- For a greater challenge, rest your thighs on only one arm; do not rest your outer hip on the opposite arm. For example, follow Steps 1-6 of the Instructions, listed above. In Step 7, center your thighs along your left upper arm. Press all of your body's weight onto that arm as you lift your feet.
- For even more of a challenge, extend both legs straight out to the side. Keep your feet in line with your hips and press through the balls of your feet.
- More experienced students can jump from Side Crow Pose directly into Chaturanga, and then continue to flow through a vinyasa.

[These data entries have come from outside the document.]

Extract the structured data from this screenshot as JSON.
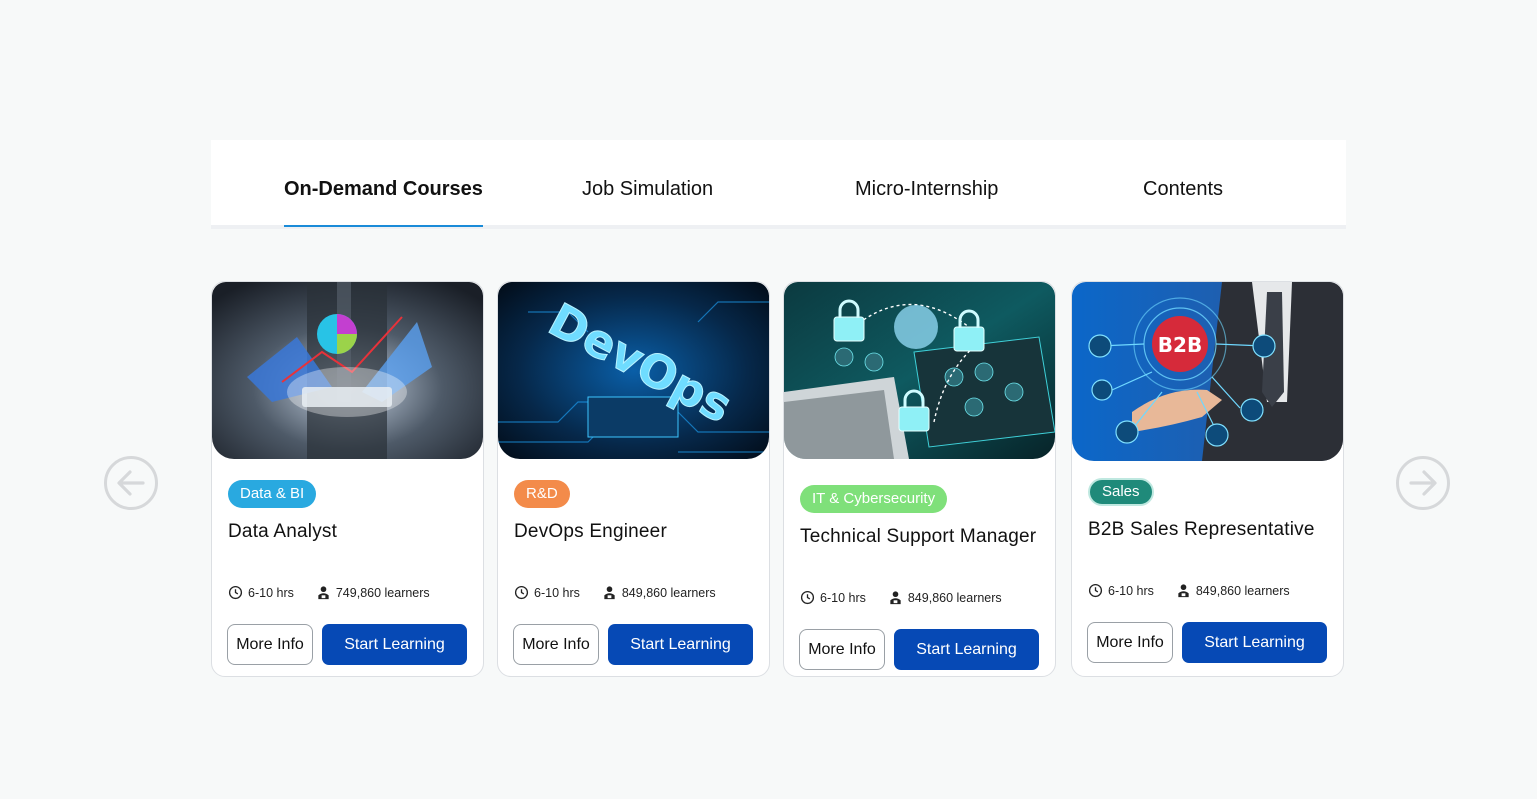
{
  "tabs": [
    {
      "label": "On-Demand Courses",
      "active": true
    },
    {
      "label": "Job Simulation",
      "active": false
    },
    {
      "label": "Micro-Internship",
      "active": false
    },
    {
      "label": "Contents",
      "active": false
    }
  ],
  "nav": {
    "prev_icon": "arrow-left-circle-icon",
    "next_icon": "arrow-right-circle-icon"
  },
  "colors": {
    "accent_underline": "#1a8bd8",
    "primary_button": "#0649b5",
    "tag_data_bi": "#29a9e0",
    "tag_rd": "#f38b4a",
    "tag_it": "#7fe07a",
    "tag_sales": "#1f8a7a"
  },
  "cards": [
    {
      "image_alt": "businessman holding tablet with analytics charts",
      "category": "Data & BI",
      "title": "Data Analyst",
      "duration": "6-10 hrs",
      "learners": "749,860 learners",
      "more_label": "More Info",
      "start_label": "Start Learning"
    },
    {
      "image_alt": "DevOps neon text on circuit board",
      "category": "R&D",
      "title": "DevOps Engineer",
      "duration": "6-10 hrs",
      "learners": "849,860 learners",
      "more_label": "More Info",
      "start_label": "Start Learning"
    },
    {
      "image_alt": "padlocks connected over laptop and tablet devices",
      "category": "IT & Cybersecurity",
      "title": "Technical Support Manager",
      "duration": "6-10 hrs",
      "learners": "849,860 learners",
      "more_label": "More Info",
      "start_label": "Start Learning"
    },
    {
      "image_alt": "businessman touching B2B hologram",
      "image_text": "B2B",
      "category": "Sales",
      "title": "B2B Sales Representative",
      "duration": "6-10 hrs",
      "learners": "849,860 learners",
      "more_label": "More Info",
      "start_label": "Start Learning"
    }
  ]
}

- Advanced students can move directly from Tripod Headstand (Sirsasana) into Side Crow Pose, and then move from Side Crow back into Headstand.
Practicing Parsva Bakasana will improve your coordination and your concentration. Keep the following information in mind when practicing this pose:
- Set a pile of blankets or a pillow in front of you. If you fall forward, you will land on something soft.
- Spread your fingers wide and distribute your weight evenly across both palms and all fingers.
- Tuck in tightly! Keep your heels and buttocks drawn close together.
- Keep your spine rounded.
- Look forward as much as you can without compressing your neck. Looking down or back toward your heels will cause you to fall.
- Draw your abdominal muscles in strongly.
- Straighten your arms as much as you can.
- Keep in mind that nearly everyone falls when learning this pose!
Fly to the Side
If you're new to arm balances, Parsva Bakasana might seem out of reach. But with practice and dedication, you will be able to lift both feet and balance. Try practicing with your hip resting on your arm for support before moving into the legs-only version. And try not to get frustrated! It's normal to fall while learning this pose. It might seem difficult at first, but with consistency and patience, you'll find your wings soon enough.